◆ What is expected ◆
Below are the records; copy each line in them that holds the word "name".

Page and application data records:
====
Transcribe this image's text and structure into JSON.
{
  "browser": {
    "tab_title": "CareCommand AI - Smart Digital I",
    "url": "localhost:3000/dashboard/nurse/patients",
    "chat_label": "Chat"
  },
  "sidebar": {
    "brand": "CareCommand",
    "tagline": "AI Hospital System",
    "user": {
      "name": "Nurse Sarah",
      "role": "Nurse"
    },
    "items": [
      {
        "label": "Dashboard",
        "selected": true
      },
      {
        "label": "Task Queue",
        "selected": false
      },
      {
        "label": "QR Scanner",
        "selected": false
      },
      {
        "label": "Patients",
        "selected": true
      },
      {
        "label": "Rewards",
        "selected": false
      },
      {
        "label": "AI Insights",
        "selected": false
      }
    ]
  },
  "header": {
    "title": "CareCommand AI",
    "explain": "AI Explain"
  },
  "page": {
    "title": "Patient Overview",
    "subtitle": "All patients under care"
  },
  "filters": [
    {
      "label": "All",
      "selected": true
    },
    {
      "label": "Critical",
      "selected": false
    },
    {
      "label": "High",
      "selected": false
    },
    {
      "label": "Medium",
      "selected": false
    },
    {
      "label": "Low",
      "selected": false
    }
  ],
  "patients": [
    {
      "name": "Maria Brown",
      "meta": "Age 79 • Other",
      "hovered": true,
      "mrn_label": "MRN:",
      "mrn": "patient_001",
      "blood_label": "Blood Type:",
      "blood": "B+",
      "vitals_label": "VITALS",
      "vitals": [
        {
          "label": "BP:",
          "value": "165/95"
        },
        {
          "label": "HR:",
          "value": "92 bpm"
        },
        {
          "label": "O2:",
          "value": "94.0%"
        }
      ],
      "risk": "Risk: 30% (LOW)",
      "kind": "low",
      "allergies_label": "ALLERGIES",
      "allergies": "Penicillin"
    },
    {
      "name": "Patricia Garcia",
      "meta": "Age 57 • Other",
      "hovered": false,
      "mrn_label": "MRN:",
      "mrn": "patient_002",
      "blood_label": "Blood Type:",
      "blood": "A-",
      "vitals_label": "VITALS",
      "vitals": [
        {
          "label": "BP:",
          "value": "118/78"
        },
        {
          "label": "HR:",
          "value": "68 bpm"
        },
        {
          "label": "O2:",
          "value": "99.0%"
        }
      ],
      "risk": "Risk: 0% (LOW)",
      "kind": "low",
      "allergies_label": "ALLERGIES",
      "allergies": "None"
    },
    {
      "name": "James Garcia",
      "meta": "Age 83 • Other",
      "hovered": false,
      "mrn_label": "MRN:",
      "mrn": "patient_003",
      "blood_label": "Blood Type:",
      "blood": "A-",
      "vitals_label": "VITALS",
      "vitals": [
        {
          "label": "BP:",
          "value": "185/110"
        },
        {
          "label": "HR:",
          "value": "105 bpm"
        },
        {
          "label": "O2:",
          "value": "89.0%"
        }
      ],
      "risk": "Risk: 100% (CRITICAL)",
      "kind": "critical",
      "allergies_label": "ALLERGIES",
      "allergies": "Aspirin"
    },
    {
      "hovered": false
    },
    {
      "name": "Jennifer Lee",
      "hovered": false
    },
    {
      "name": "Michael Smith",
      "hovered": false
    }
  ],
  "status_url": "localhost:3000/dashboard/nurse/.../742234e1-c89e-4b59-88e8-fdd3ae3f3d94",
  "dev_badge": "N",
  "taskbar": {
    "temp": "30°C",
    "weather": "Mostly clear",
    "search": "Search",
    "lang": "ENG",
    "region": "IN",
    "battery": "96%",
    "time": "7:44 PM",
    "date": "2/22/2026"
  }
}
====
◆ Answer to the exercise ◆
      "name": "Nurse Sarah",
      "name": "Maria Brown",
      "name": "Patricia Garcia",
      "name": "James Garcia",
      "name": "Jennifer Lee",
      "name": "Michael Smith",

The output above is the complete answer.